  1. Litter. In order to use
Earthcomputer /
Last active Jul 4, 2021
Template readme for alpha fabric mods




  1. Download and install MultiMC if you haven't already.
  2. If you haven't already, press "create instance", and press "import from zip", and paste the following URL into the text field:
  3. Download $mod_name from the releases page.
  4. Click on your new MultiMC instance and click "edit instance" on the right. Click "loader mods" then "add", and navigate to the mod you just downloaded, and press OK.


Earthcomputer /
Last active Jul 4, 2021
Fabric Mod README Template




  1. Download and run the Fabric installer.
    • Note: this step may vary if you aren't using the vanilla launcher or an old version of Minecraft.
  2. Download the Fabric API and move it to the mods folder (.minecraft/mods).
  3. Download $mod_name from the releases page
Earthcomputer / Jar vs
Created Apr 27, 2019
Comparison of whether CarpetMod should be a Jar Mod or a Fabric Mod
View Jar vs

I'm going to attempt to give a fair comparison of how well CarpetMod would work as a Jar Mod vs a Fabric Mod in the future, then give my opinion at the end.

Jar Mods

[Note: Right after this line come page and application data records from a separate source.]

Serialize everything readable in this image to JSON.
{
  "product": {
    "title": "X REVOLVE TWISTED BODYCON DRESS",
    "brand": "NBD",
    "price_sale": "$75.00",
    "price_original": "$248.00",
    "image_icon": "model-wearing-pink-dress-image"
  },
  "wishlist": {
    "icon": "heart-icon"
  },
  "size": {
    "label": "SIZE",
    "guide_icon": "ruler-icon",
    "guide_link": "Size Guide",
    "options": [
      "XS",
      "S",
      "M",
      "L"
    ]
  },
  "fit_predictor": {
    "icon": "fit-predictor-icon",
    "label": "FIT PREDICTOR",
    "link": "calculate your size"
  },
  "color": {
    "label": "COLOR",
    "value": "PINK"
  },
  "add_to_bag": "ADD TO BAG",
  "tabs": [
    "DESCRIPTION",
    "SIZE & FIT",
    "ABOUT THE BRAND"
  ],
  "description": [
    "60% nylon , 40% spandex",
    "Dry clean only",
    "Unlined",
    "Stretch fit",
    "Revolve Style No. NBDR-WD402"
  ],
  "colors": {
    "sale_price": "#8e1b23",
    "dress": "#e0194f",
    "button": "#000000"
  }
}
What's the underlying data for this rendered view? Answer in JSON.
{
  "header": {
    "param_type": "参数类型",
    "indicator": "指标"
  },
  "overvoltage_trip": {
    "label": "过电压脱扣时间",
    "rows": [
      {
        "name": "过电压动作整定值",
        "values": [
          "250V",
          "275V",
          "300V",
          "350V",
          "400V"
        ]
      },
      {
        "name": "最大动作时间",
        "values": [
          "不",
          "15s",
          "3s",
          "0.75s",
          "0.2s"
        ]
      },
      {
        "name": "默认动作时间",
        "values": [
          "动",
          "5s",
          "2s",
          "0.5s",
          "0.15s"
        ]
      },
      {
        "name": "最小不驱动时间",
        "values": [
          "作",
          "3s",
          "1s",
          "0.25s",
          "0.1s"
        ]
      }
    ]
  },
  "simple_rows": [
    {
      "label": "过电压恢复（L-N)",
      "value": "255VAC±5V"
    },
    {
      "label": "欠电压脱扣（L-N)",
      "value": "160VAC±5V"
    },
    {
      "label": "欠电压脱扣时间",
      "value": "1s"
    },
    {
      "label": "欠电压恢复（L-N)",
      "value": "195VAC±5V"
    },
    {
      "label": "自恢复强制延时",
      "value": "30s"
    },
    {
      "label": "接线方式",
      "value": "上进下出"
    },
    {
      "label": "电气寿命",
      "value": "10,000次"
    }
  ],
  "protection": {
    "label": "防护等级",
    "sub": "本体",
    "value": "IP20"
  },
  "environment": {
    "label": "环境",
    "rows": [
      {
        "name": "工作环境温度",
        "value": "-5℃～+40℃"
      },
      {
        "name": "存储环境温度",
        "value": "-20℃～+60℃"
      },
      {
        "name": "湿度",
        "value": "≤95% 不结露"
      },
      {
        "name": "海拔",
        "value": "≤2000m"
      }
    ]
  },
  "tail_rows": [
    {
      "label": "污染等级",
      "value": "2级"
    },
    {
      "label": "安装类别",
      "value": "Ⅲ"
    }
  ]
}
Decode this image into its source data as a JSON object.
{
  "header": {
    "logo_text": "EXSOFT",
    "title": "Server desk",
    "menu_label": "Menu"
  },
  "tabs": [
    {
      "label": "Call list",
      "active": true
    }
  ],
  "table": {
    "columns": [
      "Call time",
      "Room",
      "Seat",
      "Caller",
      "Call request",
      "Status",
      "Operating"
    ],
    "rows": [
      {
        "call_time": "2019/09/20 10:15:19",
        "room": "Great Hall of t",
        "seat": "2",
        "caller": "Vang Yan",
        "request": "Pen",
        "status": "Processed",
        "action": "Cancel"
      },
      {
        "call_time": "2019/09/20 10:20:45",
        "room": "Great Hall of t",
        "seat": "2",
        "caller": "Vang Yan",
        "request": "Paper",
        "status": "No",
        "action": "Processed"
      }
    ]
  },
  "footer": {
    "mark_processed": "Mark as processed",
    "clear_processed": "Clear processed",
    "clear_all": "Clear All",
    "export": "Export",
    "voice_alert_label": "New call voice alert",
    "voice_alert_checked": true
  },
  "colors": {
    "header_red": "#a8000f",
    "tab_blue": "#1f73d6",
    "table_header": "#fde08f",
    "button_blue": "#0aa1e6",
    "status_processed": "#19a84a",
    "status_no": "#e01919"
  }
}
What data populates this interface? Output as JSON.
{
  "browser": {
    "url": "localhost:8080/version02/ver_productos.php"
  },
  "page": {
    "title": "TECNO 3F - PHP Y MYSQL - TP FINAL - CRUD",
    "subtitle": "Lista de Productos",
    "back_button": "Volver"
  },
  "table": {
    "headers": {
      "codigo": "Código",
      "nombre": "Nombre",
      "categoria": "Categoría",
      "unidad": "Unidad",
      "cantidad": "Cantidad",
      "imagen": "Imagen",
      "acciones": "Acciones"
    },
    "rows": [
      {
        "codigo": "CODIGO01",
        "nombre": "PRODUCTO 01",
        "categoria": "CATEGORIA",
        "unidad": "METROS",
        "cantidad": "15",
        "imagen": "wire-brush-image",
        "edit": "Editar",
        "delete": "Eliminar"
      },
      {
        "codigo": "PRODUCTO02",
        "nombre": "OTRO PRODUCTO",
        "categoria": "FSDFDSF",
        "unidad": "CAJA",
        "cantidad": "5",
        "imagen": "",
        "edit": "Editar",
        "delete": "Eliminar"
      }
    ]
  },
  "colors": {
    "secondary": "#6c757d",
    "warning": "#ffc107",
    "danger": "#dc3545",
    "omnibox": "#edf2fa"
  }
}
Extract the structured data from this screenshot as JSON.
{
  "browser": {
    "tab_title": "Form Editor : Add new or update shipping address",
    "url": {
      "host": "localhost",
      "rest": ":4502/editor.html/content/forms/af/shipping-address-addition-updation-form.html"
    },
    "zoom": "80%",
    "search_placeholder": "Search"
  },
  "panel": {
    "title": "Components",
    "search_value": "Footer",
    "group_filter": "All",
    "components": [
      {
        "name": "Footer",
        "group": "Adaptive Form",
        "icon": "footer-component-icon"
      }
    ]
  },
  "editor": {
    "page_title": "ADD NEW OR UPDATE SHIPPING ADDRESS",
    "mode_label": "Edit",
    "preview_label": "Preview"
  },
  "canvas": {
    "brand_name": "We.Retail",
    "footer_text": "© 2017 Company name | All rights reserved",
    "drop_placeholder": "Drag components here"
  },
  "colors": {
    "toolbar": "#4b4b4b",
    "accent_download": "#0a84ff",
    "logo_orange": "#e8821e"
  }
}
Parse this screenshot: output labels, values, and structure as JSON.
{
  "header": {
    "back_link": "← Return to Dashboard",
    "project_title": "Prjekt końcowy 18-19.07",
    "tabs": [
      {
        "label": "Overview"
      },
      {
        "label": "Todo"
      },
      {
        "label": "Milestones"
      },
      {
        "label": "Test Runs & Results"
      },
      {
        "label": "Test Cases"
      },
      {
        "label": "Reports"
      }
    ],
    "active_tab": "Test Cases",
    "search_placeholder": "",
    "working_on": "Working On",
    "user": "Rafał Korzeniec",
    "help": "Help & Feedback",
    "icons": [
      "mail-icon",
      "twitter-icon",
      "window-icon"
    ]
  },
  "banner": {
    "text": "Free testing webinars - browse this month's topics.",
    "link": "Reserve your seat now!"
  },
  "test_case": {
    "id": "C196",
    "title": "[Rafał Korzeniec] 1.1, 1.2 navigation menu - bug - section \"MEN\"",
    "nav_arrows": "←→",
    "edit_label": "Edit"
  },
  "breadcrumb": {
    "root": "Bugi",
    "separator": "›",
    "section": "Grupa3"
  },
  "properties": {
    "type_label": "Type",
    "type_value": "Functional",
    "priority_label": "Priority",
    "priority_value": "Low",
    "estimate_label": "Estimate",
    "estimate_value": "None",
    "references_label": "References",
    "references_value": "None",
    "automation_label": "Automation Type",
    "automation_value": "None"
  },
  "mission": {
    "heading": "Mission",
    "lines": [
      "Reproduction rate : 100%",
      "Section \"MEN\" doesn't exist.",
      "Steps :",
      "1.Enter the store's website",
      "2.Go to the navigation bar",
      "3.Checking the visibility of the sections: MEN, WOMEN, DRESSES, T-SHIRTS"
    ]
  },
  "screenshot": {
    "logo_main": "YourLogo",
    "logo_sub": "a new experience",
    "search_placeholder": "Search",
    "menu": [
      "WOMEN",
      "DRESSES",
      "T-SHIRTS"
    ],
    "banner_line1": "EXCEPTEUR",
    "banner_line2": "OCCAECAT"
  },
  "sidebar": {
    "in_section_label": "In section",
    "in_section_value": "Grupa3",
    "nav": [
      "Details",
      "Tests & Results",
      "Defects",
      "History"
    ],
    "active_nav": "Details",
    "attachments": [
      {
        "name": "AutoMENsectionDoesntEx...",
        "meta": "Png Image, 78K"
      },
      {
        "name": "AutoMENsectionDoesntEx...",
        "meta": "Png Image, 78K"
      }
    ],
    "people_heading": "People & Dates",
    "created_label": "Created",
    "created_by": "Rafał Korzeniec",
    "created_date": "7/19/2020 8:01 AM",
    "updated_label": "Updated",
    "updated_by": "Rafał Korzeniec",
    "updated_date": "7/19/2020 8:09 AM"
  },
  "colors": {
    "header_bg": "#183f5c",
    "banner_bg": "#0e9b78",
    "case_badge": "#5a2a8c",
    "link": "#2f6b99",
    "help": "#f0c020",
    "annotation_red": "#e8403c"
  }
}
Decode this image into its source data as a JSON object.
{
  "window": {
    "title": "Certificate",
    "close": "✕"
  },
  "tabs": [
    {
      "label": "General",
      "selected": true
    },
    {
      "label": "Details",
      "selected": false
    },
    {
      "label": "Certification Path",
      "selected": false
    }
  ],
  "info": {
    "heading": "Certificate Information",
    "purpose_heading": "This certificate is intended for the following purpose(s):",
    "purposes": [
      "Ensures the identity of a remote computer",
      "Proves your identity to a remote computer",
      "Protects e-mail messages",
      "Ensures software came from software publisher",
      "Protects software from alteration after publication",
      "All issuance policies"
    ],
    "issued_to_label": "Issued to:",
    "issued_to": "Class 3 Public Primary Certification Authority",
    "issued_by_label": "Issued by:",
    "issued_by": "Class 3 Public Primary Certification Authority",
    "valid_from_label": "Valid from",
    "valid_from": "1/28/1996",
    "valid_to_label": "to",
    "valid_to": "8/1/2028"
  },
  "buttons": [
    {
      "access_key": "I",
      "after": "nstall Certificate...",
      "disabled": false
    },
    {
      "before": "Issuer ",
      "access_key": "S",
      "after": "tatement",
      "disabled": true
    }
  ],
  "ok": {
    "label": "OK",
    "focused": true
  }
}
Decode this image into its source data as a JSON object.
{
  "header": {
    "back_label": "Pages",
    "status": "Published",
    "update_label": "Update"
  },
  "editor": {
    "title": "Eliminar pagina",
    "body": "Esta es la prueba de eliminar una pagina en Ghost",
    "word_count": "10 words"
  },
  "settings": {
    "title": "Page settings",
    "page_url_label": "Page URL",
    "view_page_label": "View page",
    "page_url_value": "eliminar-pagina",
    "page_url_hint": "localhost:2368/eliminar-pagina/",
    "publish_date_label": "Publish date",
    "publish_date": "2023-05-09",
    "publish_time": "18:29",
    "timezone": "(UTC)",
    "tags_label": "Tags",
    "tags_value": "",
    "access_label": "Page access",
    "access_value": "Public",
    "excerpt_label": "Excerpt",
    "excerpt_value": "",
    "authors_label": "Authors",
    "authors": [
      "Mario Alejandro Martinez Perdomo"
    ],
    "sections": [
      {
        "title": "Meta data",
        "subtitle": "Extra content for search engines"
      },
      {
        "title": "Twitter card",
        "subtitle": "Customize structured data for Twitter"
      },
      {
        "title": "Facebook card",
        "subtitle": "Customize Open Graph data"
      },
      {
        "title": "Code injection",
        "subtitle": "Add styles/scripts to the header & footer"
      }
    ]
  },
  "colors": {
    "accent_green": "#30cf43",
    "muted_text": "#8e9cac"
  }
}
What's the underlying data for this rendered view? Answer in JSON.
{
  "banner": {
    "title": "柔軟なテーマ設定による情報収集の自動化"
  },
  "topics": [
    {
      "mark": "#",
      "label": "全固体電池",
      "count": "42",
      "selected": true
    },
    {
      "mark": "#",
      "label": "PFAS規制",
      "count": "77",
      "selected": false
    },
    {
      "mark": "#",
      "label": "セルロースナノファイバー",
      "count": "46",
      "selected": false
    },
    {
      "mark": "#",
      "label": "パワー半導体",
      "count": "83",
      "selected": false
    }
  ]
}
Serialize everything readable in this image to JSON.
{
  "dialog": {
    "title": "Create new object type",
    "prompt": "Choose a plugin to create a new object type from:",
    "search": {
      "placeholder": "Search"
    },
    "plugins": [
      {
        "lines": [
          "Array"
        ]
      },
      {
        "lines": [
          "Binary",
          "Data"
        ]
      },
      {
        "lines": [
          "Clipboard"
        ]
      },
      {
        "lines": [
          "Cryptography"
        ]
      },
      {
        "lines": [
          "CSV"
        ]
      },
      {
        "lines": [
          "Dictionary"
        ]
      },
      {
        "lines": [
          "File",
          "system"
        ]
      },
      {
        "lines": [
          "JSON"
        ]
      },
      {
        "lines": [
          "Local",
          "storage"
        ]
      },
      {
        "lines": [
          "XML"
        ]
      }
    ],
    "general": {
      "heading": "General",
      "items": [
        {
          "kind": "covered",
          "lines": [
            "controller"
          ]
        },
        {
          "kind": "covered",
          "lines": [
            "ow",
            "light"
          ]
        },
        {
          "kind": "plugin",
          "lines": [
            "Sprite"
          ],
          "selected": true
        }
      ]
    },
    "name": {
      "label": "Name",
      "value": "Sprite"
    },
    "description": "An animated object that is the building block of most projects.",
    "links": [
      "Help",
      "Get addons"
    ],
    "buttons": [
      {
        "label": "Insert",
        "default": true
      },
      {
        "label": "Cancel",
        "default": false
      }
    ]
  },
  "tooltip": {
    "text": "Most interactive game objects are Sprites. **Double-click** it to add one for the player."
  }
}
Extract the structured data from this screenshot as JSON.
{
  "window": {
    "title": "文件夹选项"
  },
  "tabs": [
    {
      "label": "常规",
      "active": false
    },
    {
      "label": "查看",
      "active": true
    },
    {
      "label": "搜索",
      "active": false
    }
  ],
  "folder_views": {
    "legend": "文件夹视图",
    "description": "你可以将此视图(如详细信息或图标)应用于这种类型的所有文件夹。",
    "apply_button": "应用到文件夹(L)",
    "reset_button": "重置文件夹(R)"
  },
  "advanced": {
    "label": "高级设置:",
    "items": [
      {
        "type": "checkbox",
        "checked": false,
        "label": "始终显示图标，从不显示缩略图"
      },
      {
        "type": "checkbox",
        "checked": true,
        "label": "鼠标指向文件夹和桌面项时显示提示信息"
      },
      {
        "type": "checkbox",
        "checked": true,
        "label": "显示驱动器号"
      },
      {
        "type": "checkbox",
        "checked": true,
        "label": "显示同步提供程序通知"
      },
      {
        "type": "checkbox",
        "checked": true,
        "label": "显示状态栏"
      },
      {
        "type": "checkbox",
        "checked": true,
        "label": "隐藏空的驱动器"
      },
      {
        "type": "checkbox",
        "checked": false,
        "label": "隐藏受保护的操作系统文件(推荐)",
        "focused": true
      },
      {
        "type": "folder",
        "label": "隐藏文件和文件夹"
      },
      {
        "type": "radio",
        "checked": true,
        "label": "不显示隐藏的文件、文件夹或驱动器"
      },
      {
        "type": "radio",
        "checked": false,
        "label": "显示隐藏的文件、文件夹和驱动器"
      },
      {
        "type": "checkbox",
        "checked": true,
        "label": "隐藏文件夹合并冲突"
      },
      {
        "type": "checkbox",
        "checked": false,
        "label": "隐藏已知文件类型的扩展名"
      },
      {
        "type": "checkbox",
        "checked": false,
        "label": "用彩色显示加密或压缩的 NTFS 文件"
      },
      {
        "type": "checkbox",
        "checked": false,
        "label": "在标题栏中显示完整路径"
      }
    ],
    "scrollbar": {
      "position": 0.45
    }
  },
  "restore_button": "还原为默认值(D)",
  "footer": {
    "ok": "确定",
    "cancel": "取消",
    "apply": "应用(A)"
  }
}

Jar Mods are what the 1.12 and 1.13 versions of CarpetMod currently are. They basically work by us directly modifying vanilla classes directly. Quick rundown of the process that isn't too in-depth: in order for us to do this, we must first translate the bytecode which Java executes into readable source code that we can understand and edit. This process is called "decompilation". Then, after we have edited the classes, we translate the code back into back into bytecode which Java can execute ("recompilation"). We then distribute parts of the code we have made changes to. Recompilation is very trivial and is unlikely to contain any errors at all. Although we use the best decompiler that exists (ForgeFlower), decompilation is still not 100% accurate.

Fabric Mods

QuickCarpet for 1.14 is a Fabric Mod. Fabric Mods are loaded by a mod loader cal

grid = [-1] * 81
print("Input sudoku, spaces for blank:")
for y in range(9):
print("-" * 9)
row = input()
if len(row) > 9:
print("Invalid input")
Earthcomputer /
Created Aug 13, 2018
Compares to JARs and filters out modified classes
from zipfile import ZipFile
import sys
if len(sys.argv) < 4:
print("python " + sys.argv[0] + " <unchanged.jar> <changed.jar> <output.jar>")
with ZipFile(sys.argv[1]) as unchanged:
with ZipFile(sys.argv[2]) as changed:
with ZipFile(sys.argv[3], "w") as output:
for name in changed.namelist():
package mcp;
import javax.annotation.Nonnull;
import java.lang.annotation.Documented;
import java.lang.annotation.ElementType;
import java.lang.annotation.Retention;
import java.lang.annotation.RetentionPolicy;
import javax.annotation.meta.TypeQualifierDefault;
classMap = {}
def mapDescriptor(desc):
global classMap
newDesc = "("
index = 1
while index < len(desc):
if desc[index] == "L":
endIndex = index + 1
while desc[endIndex] != ";":


  1. Clone MCPConfig from the GitHub repository.
  2. In the root project directory, run gradlew :1.13:projectClientApplyPatches if you want to make a client side mod, or gradlew :1.13:projectServerApplyPatches if you want to make a server side mod.
  3. Naviage into versions/1.13/projects/server (or client). There are a couple of fixes necessary to get the code to compile:
    1. There is a missing class mcp.MethodsReturnNonnullByDefault which you will have to manually add. A copy can be found here.
    2. If you're making a server-only mod, the anonymous classes in net.minecraft.item.ItemClock and net.minecraft.item.ItemCompass need to be modified to override the method in net.minecraft.item.IItemPropertyGetter. This is never actually called on the server so you can make a dummy implementation.
  4. Copy versions/1.13/projects/server (or client) into a separate
from zipfile import ZipFile
import sys
def load_csrg(csrgf):
csrg = {}
for line in csrgf:
parts = line.rstrip().split(" ")
if len(parts) > 2: